9780758278456_p0_v1_s192x300What She Left Behind by Ellen Marie Wiseman

I was recommended this book by my cousin’s wife. And though I love her dearly, I’m not sure I was a big fan of the novel.

A story split in two times, What She Left Behind follows 17-year-old Izzy in the 1990s, and 18-year-old Clara in the 1930s. Izzy’s foster parents work for a museum and bring Izzy along with them on an exploration of a state-run insane asylum that has been closed for decades. Clara, in the 1930’s, is institutionalized and tortured because she fell in love with the wrong man. A series of twists and turns follows, and the stories become twined.

As I read the first few chapters of Izzy’s story, I found it to be cliched. New Girl receives hate from Popular Girl, makes friends with an Outsider. Popular Girl’s Boyfriend is interested in New Girl. Haven’t we read this story over and over a thousand times? The fact that Izzy, the New Girl, is a foster child with a dark past doesn’t do much to bring light to a tired story.

On the contrary, the first few chapters of Clara’s story were much more interesting. A look into 1920’s New York from a bright-eyed teenager was engaging and exciting. I wanted to know more about Clara’s relationship with the taboo foreigner Bruno. The conflict between her and her parents is an age-old one, but in a setting that’s fresh. Problems arise for Clara when she’s sent off to the state-run asylum.

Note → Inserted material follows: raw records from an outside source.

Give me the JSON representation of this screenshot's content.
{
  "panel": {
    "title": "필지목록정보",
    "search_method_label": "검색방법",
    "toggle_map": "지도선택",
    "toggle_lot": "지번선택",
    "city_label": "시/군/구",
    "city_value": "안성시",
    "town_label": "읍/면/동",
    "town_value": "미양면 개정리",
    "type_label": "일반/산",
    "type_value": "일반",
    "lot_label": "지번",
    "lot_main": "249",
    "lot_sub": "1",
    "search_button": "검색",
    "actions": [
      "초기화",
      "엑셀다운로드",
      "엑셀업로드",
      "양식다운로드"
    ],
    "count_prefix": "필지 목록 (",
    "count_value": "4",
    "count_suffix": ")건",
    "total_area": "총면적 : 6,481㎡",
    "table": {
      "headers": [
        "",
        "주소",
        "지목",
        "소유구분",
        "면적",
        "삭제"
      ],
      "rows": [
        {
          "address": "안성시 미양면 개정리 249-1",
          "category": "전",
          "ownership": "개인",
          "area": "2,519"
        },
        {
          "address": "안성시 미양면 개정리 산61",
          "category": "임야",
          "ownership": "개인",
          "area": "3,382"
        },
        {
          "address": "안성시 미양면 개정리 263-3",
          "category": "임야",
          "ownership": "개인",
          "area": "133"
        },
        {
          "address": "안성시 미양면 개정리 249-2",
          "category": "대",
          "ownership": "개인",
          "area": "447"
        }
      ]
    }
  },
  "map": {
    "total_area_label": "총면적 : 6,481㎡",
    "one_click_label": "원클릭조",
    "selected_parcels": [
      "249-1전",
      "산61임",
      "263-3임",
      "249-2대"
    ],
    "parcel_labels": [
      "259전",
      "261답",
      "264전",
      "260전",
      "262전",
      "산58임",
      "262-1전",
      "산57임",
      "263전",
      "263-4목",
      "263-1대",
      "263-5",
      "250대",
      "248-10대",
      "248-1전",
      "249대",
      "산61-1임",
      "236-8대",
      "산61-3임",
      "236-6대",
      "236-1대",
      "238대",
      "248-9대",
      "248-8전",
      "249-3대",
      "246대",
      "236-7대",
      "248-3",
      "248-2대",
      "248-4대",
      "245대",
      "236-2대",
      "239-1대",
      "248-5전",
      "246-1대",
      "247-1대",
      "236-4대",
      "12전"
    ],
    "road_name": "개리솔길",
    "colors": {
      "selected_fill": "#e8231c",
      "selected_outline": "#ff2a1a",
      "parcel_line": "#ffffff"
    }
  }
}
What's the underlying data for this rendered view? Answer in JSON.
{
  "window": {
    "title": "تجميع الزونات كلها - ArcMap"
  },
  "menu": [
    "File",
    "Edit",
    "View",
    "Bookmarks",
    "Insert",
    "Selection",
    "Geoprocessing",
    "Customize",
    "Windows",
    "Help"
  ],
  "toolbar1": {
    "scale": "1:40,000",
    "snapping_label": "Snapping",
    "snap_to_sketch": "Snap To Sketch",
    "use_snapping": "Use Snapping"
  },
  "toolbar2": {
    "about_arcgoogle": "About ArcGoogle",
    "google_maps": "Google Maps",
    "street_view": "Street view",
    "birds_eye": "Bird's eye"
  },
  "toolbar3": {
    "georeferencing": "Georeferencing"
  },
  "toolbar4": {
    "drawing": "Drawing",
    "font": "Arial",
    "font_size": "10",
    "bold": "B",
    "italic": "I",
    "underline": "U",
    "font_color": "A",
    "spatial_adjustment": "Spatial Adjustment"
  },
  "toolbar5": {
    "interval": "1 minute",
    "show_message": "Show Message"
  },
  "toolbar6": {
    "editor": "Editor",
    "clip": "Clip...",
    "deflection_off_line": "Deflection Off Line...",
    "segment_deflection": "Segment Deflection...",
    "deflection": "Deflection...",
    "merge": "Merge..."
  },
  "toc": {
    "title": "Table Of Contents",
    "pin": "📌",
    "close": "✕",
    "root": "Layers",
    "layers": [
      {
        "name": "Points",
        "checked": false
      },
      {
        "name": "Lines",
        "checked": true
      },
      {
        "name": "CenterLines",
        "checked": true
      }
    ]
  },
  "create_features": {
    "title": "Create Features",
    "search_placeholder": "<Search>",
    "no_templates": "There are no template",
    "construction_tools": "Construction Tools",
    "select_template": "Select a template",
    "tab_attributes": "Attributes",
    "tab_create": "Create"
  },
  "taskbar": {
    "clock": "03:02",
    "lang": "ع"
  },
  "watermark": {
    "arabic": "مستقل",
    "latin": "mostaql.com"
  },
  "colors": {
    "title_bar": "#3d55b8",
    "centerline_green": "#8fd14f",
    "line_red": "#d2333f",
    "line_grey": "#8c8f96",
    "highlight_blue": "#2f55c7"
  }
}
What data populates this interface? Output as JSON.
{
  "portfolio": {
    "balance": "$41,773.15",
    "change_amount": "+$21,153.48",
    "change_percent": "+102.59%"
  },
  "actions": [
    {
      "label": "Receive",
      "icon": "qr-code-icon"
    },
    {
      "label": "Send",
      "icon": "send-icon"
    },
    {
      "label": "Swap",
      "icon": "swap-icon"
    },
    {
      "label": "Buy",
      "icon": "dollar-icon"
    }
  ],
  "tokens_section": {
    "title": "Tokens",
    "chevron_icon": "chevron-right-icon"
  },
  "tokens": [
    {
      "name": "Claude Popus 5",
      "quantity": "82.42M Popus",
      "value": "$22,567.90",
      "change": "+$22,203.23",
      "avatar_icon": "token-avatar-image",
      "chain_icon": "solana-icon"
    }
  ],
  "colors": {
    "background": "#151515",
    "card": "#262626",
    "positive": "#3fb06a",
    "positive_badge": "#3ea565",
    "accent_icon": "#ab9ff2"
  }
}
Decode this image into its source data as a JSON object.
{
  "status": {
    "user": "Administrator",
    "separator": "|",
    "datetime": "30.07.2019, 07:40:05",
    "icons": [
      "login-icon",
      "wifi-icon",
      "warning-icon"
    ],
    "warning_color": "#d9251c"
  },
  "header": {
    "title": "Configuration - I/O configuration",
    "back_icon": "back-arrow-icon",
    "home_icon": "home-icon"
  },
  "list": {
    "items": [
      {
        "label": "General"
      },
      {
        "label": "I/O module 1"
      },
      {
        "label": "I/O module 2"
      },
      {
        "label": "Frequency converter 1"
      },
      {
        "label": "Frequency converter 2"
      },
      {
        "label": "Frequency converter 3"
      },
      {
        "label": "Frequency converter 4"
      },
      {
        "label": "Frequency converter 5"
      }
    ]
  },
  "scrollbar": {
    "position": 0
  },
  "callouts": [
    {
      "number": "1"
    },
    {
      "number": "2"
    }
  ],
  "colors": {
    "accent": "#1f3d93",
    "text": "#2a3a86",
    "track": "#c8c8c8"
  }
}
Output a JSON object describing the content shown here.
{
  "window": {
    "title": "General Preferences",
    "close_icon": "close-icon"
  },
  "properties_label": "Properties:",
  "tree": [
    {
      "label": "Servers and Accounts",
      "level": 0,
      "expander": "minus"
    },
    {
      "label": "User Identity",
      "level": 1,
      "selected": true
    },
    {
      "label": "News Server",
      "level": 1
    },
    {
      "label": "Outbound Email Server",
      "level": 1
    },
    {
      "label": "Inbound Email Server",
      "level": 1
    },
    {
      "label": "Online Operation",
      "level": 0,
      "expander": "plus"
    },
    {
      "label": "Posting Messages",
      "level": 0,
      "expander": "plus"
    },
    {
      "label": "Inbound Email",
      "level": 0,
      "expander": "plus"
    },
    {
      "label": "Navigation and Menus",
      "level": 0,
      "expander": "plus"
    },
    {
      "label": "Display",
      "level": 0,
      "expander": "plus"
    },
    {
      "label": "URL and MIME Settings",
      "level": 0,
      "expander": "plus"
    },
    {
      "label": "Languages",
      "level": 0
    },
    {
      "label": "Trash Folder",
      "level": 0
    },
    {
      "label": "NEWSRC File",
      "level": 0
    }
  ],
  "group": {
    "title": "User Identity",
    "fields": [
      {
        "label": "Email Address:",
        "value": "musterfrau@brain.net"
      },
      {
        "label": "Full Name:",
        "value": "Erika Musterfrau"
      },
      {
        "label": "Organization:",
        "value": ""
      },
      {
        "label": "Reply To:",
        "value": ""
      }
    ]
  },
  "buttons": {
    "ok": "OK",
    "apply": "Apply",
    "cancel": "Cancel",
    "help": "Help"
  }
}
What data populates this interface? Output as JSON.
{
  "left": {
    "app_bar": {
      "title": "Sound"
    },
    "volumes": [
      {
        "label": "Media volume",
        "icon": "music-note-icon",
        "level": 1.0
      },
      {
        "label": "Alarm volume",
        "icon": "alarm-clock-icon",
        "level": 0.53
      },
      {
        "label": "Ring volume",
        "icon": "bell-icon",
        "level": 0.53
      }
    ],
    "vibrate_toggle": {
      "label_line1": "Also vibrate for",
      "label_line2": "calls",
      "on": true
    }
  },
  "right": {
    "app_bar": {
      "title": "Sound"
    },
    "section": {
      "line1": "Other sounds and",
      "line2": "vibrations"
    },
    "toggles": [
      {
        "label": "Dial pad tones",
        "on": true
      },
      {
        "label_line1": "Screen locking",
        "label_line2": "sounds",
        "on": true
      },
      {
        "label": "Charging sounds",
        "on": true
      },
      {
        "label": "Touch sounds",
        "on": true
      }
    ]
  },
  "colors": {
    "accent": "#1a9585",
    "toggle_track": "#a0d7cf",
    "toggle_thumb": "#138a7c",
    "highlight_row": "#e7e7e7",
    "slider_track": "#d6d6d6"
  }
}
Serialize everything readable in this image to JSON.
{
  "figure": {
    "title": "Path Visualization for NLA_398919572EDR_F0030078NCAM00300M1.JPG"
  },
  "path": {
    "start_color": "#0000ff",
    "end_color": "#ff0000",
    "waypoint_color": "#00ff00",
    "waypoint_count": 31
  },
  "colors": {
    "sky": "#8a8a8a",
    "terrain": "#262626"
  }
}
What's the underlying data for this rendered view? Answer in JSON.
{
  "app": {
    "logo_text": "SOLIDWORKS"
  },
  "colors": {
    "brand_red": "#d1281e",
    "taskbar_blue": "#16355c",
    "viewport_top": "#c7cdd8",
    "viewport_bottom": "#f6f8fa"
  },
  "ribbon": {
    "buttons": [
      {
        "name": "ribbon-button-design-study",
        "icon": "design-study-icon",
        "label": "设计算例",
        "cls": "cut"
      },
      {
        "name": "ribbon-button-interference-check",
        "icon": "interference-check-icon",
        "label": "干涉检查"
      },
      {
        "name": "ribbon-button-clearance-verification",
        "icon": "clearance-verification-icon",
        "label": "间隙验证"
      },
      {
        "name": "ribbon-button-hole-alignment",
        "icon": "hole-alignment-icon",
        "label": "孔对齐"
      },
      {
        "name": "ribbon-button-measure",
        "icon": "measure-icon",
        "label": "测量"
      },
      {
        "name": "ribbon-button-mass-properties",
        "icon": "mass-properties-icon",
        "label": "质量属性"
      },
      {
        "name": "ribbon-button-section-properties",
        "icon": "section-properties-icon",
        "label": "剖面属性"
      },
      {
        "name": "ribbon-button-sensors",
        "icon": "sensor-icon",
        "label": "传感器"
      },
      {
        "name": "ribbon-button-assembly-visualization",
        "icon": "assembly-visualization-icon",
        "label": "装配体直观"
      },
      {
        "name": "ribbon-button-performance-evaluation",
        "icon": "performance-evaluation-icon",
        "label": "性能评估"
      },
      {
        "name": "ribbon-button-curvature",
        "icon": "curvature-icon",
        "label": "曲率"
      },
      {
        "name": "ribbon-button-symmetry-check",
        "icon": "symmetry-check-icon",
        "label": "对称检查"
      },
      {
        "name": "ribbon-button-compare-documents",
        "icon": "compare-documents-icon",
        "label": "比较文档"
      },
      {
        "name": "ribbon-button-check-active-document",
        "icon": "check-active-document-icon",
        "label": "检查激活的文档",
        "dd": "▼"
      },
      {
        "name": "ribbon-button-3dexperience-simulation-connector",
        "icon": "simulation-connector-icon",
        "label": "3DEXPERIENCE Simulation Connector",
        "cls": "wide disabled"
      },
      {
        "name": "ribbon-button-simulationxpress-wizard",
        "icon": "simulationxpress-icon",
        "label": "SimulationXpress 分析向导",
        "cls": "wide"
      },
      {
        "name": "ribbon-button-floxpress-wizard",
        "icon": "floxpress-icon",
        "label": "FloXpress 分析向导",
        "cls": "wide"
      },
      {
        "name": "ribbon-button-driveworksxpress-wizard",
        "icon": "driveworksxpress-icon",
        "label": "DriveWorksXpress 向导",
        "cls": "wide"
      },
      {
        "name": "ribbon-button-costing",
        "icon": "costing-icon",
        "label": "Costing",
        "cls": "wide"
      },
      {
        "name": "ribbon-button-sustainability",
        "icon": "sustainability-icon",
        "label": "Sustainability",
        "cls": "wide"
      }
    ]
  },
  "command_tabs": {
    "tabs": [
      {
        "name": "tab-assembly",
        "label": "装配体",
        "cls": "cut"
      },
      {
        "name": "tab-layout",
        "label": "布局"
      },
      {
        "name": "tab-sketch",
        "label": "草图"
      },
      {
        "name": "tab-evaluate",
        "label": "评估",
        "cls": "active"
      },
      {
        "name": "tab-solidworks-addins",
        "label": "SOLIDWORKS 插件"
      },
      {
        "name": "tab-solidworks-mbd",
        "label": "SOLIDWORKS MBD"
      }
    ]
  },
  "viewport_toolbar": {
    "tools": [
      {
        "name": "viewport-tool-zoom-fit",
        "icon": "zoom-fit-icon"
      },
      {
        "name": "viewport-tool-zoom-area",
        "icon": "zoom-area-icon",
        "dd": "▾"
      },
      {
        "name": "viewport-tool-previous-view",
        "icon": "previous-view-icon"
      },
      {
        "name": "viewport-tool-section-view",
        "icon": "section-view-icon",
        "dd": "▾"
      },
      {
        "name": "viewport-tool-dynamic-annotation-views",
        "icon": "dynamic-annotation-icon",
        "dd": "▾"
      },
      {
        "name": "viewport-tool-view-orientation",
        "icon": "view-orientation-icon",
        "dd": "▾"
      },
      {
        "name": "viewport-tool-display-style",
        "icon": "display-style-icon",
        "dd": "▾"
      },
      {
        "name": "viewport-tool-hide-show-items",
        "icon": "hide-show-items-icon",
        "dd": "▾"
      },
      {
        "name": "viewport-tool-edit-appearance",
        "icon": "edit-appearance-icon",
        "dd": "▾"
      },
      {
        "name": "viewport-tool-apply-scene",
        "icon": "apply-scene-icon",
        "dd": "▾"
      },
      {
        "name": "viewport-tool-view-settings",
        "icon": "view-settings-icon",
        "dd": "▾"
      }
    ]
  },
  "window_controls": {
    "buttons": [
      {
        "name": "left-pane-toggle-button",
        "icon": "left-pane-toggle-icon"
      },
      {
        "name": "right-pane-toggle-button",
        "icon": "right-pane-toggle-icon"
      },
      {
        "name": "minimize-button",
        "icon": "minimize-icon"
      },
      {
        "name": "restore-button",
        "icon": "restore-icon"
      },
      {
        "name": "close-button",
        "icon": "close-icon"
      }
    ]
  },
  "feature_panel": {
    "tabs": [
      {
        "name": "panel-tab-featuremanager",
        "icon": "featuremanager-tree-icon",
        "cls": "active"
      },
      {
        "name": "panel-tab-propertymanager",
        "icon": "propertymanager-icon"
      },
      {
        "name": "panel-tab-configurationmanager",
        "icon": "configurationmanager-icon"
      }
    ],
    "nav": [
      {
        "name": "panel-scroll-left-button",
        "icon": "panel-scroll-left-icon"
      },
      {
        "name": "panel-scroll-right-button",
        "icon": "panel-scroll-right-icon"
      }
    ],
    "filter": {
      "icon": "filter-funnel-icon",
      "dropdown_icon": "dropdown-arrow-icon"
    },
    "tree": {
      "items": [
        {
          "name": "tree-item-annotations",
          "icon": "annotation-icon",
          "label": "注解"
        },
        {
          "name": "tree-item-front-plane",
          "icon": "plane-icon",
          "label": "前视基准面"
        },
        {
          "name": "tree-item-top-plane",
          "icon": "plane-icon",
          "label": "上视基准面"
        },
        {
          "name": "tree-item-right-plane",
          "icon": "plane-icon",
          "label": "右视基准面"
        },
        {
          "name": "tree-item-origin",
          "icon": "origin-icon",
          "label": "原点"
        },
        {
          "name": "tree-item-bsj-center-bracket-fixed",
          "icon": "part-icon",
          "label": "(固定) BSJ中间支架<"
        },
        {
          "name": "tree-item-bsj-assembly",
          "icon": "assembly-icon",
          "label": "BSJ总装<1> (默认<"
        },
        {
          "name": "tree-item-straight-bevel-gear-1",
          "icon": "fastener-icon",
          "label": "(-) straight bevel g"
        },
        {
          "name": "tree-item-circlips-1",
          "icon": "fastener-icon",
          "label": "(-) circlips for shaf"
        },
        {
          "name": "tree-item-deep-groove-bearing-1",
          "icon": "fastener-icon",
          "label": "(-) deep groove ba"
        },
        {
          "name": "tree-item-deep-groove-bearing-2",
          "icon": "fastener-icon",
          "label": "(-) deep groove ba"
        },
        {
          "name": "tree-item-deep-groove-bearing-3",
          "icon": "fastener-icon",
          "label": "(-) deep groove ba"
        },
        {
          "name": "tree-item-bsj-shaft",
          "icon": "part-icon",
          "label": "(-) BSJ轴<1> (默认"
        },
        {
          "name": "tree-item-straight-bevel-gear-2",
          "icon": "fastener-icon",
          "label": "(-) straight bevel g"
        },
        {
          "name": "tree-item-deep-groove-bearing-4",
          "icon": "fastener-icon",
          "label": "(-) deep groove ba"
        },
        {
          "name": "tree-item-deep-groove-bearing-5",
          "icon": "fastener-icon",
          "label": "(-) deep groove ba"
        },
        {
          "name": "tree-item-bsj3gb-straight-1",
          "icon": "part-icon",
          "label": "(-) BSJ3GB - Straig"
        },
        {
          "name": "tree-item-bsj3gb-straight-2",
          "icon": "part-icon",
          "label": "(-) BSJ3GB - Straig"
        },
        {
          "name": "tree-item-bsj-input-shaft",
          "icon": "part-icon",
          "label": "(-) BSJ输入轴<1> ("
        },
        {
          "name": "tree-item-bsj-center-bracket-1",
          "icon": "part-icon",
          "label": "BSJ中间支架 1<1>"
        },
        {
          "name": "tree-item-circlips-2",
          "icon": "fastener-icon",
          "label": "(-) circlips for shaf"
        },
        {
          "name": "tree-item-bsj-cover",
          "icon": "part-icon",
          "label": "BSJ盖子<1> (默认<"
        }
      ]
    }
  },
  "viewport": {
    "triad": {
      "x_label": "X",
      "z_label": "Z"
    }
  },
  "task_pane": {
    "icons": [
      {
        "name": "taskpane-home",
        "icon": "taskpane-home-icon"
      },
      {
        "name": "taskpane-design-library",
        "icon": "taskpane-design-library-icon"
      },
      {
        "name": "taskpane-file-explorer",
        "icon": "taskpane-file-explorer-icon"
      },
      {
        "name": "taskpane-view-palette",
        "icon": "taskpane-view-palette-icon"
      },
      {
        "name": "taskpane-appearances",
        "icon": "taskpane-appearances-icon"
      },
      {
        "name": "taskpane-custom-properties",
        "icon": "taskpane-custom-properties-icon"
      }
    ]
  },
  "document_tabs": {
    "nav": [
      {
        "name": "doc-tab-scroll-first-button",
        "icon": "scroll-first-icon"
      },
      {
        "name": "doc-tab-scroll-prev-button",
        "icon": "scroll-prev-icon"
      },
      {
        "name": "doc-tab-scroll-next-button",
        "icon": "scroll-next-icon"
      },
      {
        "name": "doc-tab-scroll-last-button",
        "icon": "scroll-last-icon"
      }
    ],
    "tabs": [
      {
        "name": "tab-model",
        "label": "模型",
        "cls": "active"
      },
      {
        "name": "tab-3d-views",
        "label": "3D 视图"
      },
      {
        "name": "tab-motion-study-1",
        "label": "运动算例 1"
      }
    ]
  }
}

I found myself rolling my eyes at Izzy’s trite situations, simply riding my way through it to get to the chapters about Clara, but Clara’s story kept taking downward turns without any hope. And then, when it felt like Clara’s situation couldn’t get any worse, and Izzy’s situation, too, was at its darkest, I waited for an epiphany moment–a ray of sunshine. It was very, very disappointing when there wasn’t one. It felt like things just got more and more horrible, and then I was given a brief, unsatisfying conclusion to an otherwise torturous story.

I am glad that I read the novel though I’m not sure I would recommend it. I learned a lot as a reader and a writer from this story and these characters: I imagined how I would twist things to make the situations less cliche, I was frustrated with the lack of dimensions of the antagonist forces (as I often am), and I was given a glimpse into the world I’d never experienced. But the chapter-after-chapter torture without much relent was too much for me. And the lack of epiphany made the denouement of the book a little flat.

Looking forward to my Facebook Book Club’s first book of the year! And I’ll likely be reading Pride and Prejudice and Zombies as well.